__Requirement__: Copy each line in the data that includes the word "username".

Saved data entries
————

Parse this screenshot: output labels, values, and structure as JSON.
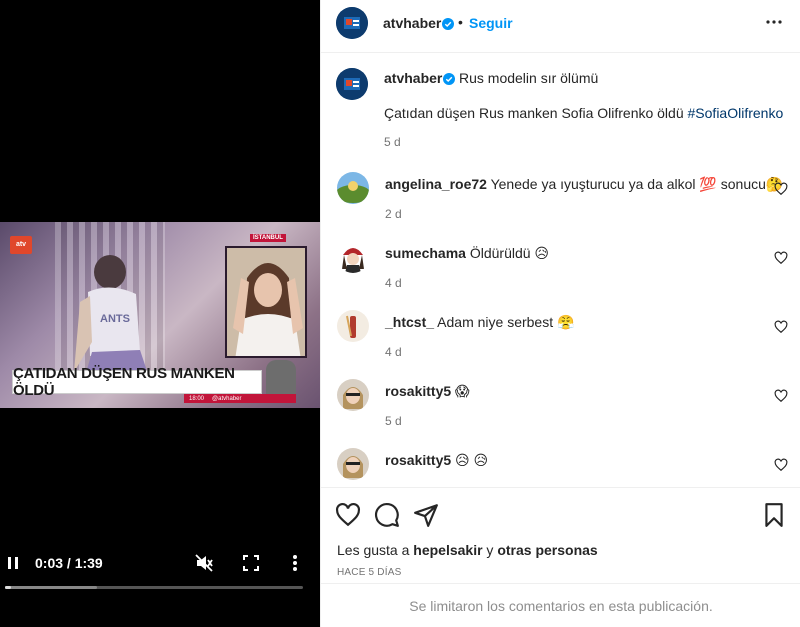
{
  "video": {
    "headline": "ÇATIDAN DÜŞEN RUS MANKEN ÖLDÜ",
    "tv_label": "İSTANBUL",
    "logo_text": "atv",
    "ticker_time": "18:00",
    "ticker_handle": "@atvhaber",
    "time_display": "0:03 / 1:39",
    "progress_fraction": 0.02,
    "buffered_fraction": 0.31
  },
  "header": {
    "username": "atvhaber",
    "separator": "•",
    "follow_label": "Seguir"
  },
  "caption": {
    "username": "atvhaber",
    "title": "Rus modelin sır ölümü",
    "body": "Çatıdan düşen Rus manken Sofia Olifrenko öldü ",
    "hashtag": "#SofiaOlifrenko",
    "time": "5 d"
  },
  "comments": [
    {
      "username": "angelina_roe72",
      "text": "Yenede ya ıyuşturucu ya da alkol 💯 sonucu🤔",
      "time": "2 d"
    },
    {
      "username": "sumechama",
      "text": "Öldürüldü 😥",
      "time": "4 d"
    },
    {
      "username": "_htcst_",
      "text": "Adam niye serbest 😤",
      "time": "4 d"
    },
    {
      "username": "rosakitty5",
      "text": "😱",
      "time": "5 d"
    },
    {
      "username": "rosakitty5",
      "text": "😥 😥",
      "time": ""
    }
  ],
  "likes": {
    "prefix": "Les gusta a ",
    "user": "hepelsakir",
    "middle": " y ",
    "others": "otras personas"
  },
  "posted": "HACE 5 DÍAS",
  "limited_notice": "Se limitaron los comentarios en esta publicación.",
  "colors": {
    "accent_blue": "#0095f6",
    "hashtag": "#00376b",
    "muted": "#737373",
    "brand_red": "#c2153a"
  }
}
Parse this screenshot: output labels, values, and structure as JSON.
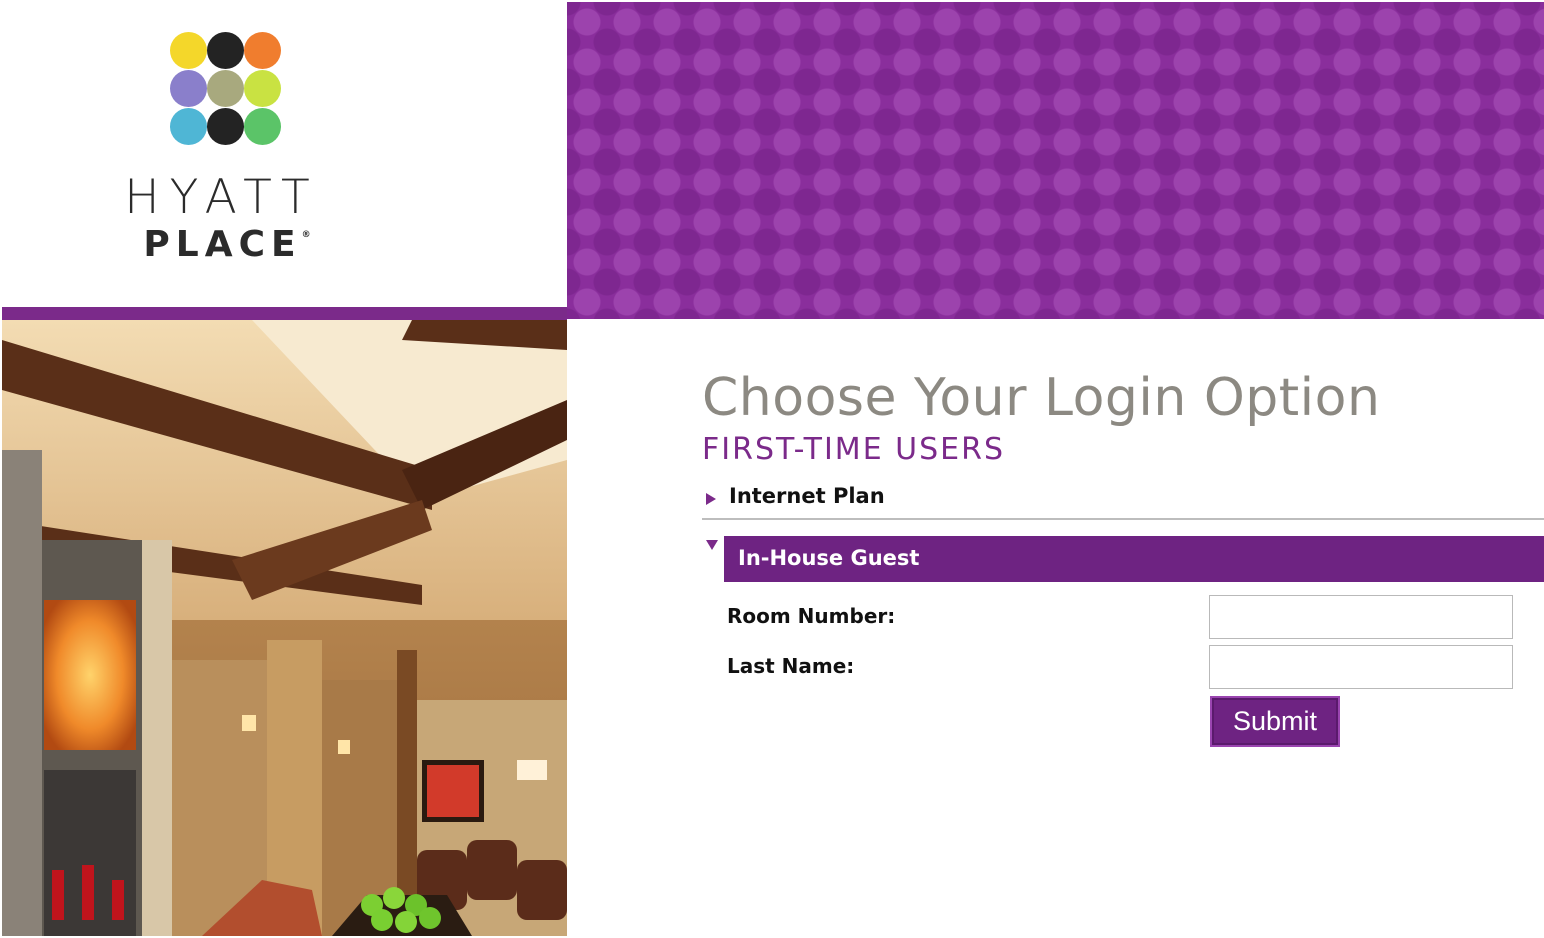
{
  "brand": {
    "line1": "HYATT",
    "line2": "PLACE",
    "registered_mark": "®",
    "dot_colors": [
      "#f4d72a",
      "#232323",
      "#f07d2e",
      "#8a7fcb",
      "#a8a97e",
      "#c9e242",
      "#4fb6d5",
      "#232323",
      "#5bc468"
    ],
    "accent_color": "#7b2a8a"
  },
  "main": {
    "heading": "Choose Your Login Option",
    "subheading": "FIRST-TIME USERS",
    "internet_plan_label": "Internet Plan",
    "in_house_guest_label": "In-House Guest",
    "form": {
      "room_number_label": "Room Number:",
      "room_number_value": "",
      "last_name_label": "Last Name:",
      "last_name_value": "",
      "submit_label": "Submit"
    }
  }
}
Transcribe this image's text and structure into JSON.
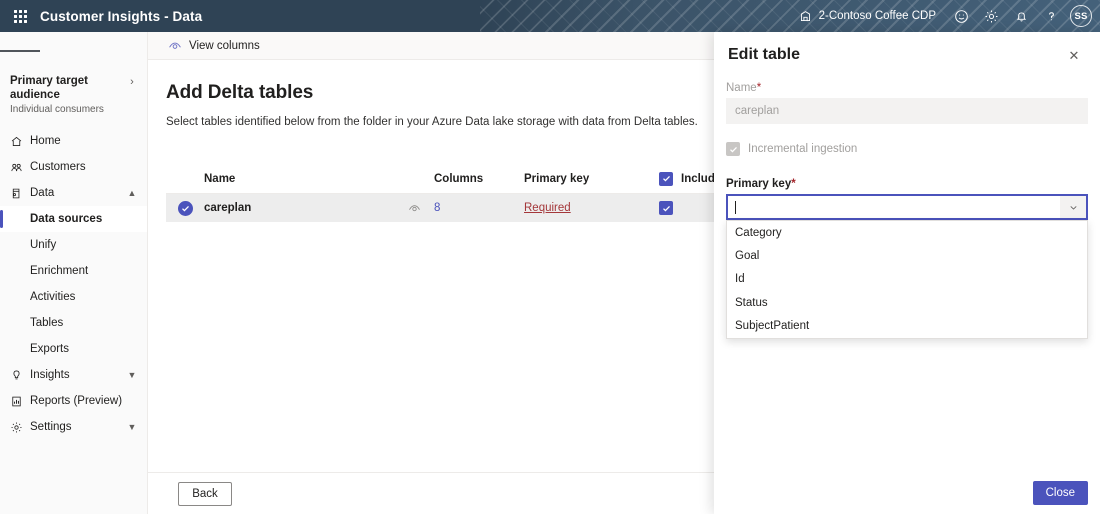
{
  "header": {
    "waffle_label": "app-launcher",
    "app_title": "Customer Insights - Data",
    "environment": "2-Contoso Coffee CDP",
    "avatar_initials": "SS",
    "icons": {
      "org": "org-icon",
      "feedback": "smiley-feedback-icon",
      "settings": "gear-icon",
      "notifications": "bell-icon",
      "help": "question-mark-icon"
    },
    "colors": {
      "bg": "#2f4355",
      "text": "#ffffff"
    }
  },
  "sidebar": {
    "audience": {
      "title": "Primary target audience",
      "subtitle": "Individual consumers"
    },
    "items": [
      {
        "label": "Home",
        "icon": "home-icon",
        "level": "top",
        "expandable": false,
        "selected": false
      },
      {
        "label": "Customers",
        "icon": "customers-icon",
        "level": "top",
        "expandable": false,
        "selected": false
      },
      {
        "label": "Data",
        "icon": "data-icon",
        "level": "top",
        "expandable": true,
        "expanded": true,
        "selected": false
      },
      {
        "label": "Data sources",
        "icon": "",
        "level": "sub",
        "expandable": false,
        "selected": true
      },
      {
        "label": "Unify",
        "icon": "",
        "level": "sub",
        "expandable": false,
        "selected": false
      },
      {
        "label": "Enrichment",
        "icon": "",
        "level": "sub",
        "expandable": false,
        "selected": false
      },
      {
        "label": "Activities",
        "icon": "",
        "level": "sub",
        "expandable": false,
        "selected": false
      },
      {
        "label": "Tables",
        "icon": "",
        "level": "sub",
        "expandable": false,
        "selected": false
      },
      {
        "label": "Exports",
        "icon": "",
        "level": "sub",
        "expandable": false,
        "selected": false
      },
      {
        "label": "Insights",
        "icon": "lightbulb-icon",
        "level": "top",
        "expandable": true,
        "expanded": false,
        "selected": false
      },
      {
        "label": "Reports (Preview)",
        "icon": "report-icon",
        "level": "top",
        "expandable": false,
        "selected": false
      },
      {
        "label": "Settings",
        "icon": "gear-icon",
        "level": "top",
        "expandable": true,
        "expanded": false,
        "selected": false
      }
    ]
  },
  "main": {
    "command_bar": {
      "view_columns_label": "View columns",
      "view_columns_icon": "eye-icon"
    },
    "page_title": "Add Delta tables",
    "page_subtitle": "Select tables identified below from the folder in your Azure Data lake storage with data from Delta tables.",
    "table": {
      "columns": [
        "Name",
        "Columns",
        "Primary key",
        "Include"
      ],
      "include_header_checked": true,
      "include_info_icon": "info-icon",
      "rows": [
        {
          "selected": true,
          "name": "careplan",
          "preview_icon": "eye-icon",
          "columns": "8",
          "primary_key": "Required",
          "primary_key_state": "required",
          "include": true
        }
      ]
    },
    "footer": {
      "back_label": "Back"
    }
  },
  "panel": {
    "title": "Edit table",
    "close_icon": "close-icon",
    "name_label": "Name",
    "name_required_marker": "*",
    "name_value": "careplan",
    "name_disabled": true,
    "incremental_label": "Incremental ingestion",
    "incremental_checked": true,
    "incremental_disabled": true,
    "primary_key_label": "Primary key",
    "primary_key_required_marker": "*",
    "primary_key_value": "",
    "dropdown_open": true,
    "dropdown_options": [
      "Category",
      "Goal",
      "Id",
      "Status",
      "SubjectPatient"
    ],
    "chevron_icon": "chevron-down-icon",
    "close_button_label": "Close"
  },
  "colors": {
    "accent": "#4b53bc",
    "header_bg": "#2f4355",
    "required_red": "#a4373a",
    "row_selected_bg": "#ededed"
  }
}
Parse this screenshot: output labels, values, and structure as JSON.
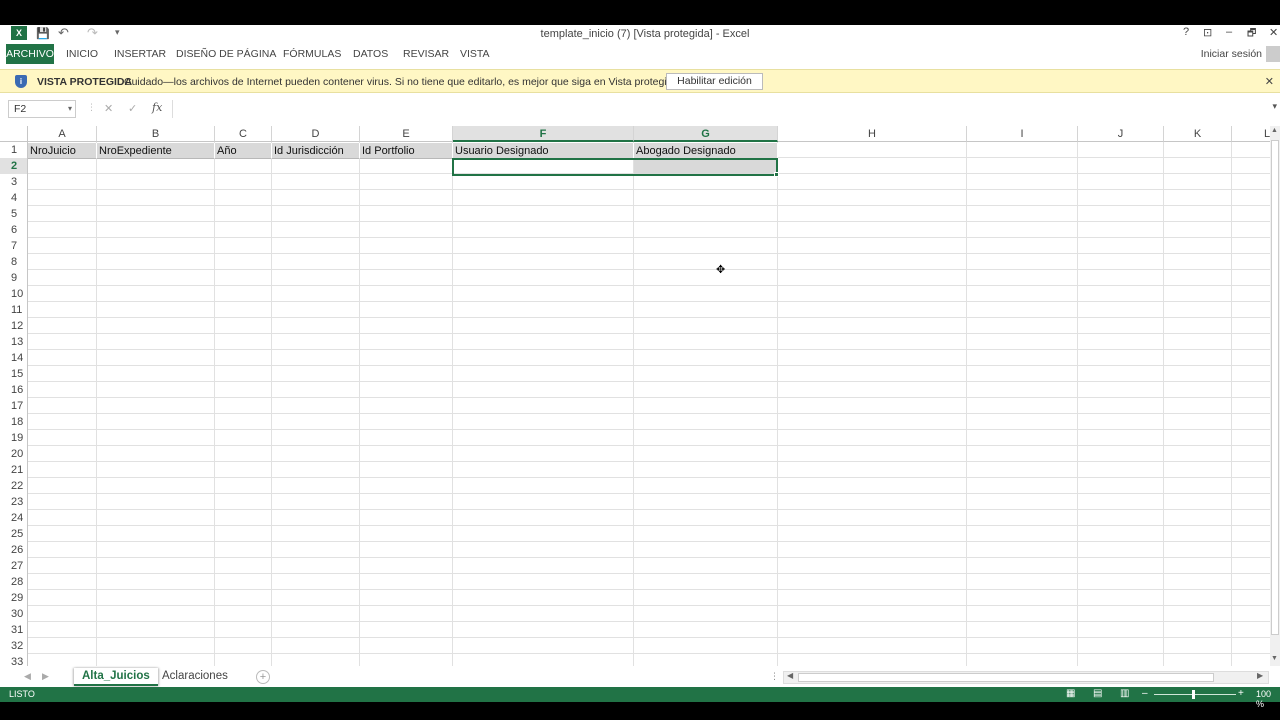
{
  "window": {
    "title": "template_inicio (7)  [Vista protegida] - Excel",
    "help": "?",
    "restore_ribbon": "⊡",
    "minimize": "–",
    "maximize": "🗗",
    "close": "✕"
  },
  "quick_access": {
    "save": "💾",
    "undo": "↶",
    "redo": "↷",
    "customize": "▾"
  },
  "ribbon": {
    "tabs": [
      "ARCHIVO",
      "INICIO",
      "INSERTAR",
      "DISEÑO DE PÁGINA",
      "FÓRMULAS",
      "DATOS",
      "REVISAR",
      "VISTA"
    ],
    "sign_in": "Iniciar sesión"
  },
  "protected_view": {
    "label": "VISTA PROTEGIDA",
    "message": "Cuidado—los archivos de Internet pueden contener virus. Si no tiene que editarlo, es mejor que siga en Vista protegida.",
    "enable_button": "Habilitar edición",
    "close": "✕"
  },
  "formula_bar": {
    "name_box": "F2",
    "cancel": "✕",
    "enter": "✓",
    "fx": "fx",
    "value": ""
  },
  "sheet": {
    "columns": [
      "A",
      "B",
      "C",
      "D",
      "E",
      "F",
      "G",
      "H",
      "I",
      "J",
      "K",
      "L"
    ],
    "selected_column": "F",
    "rows": [
      "1",
      "2",
      "3",
      "4",
      "5",
      "6",
      "7",
      "8",
      "9",
      "10",
      "11",
      "12",
      "13",
      "14",
      "15",
      "16",
      "17",
      "18",
      "19",
      "20",
      "21",
      "22",
      "23",
      "24",
      "25",
      "26",
      "27",
      "28",
      "29",
      "30",
      "31",
      "32",
      "33"
    ],
    "selected_row": "2",
    "header_row": [
      "NroJuicio",
      "NroExpediente",
      "Año",
      "Id Jurisdicción",
      "Id Portfolio",
      "Usuario Designado",
      "Abogado Designado"
    ],
    "active_cell": "F2"
  },
  "sheet_tabs": {
    "tabs": [
      "Alta_Juicios",
      "Aclaraciones"
    ],
    "active": "Alta_Juicios",
    "add": "+"
  },
  "status_bar": {
    "state": "LISTO",
    "zoom": "100 %"
  },
  "colors": {
    "excel_green": "#217346",
    "protected_bar": "#fff7c4",
    "header_fill": "#d9d9d9"
  }
}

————

__Written answer__:
    "username": "atvhaber",
    "username": "atvhaber",
      "username": "angelina_roe72",
      "username": "sumechama",
      "username": "_htcst_",
      "username": "rosakitty5",
      "username": "rosakitty5",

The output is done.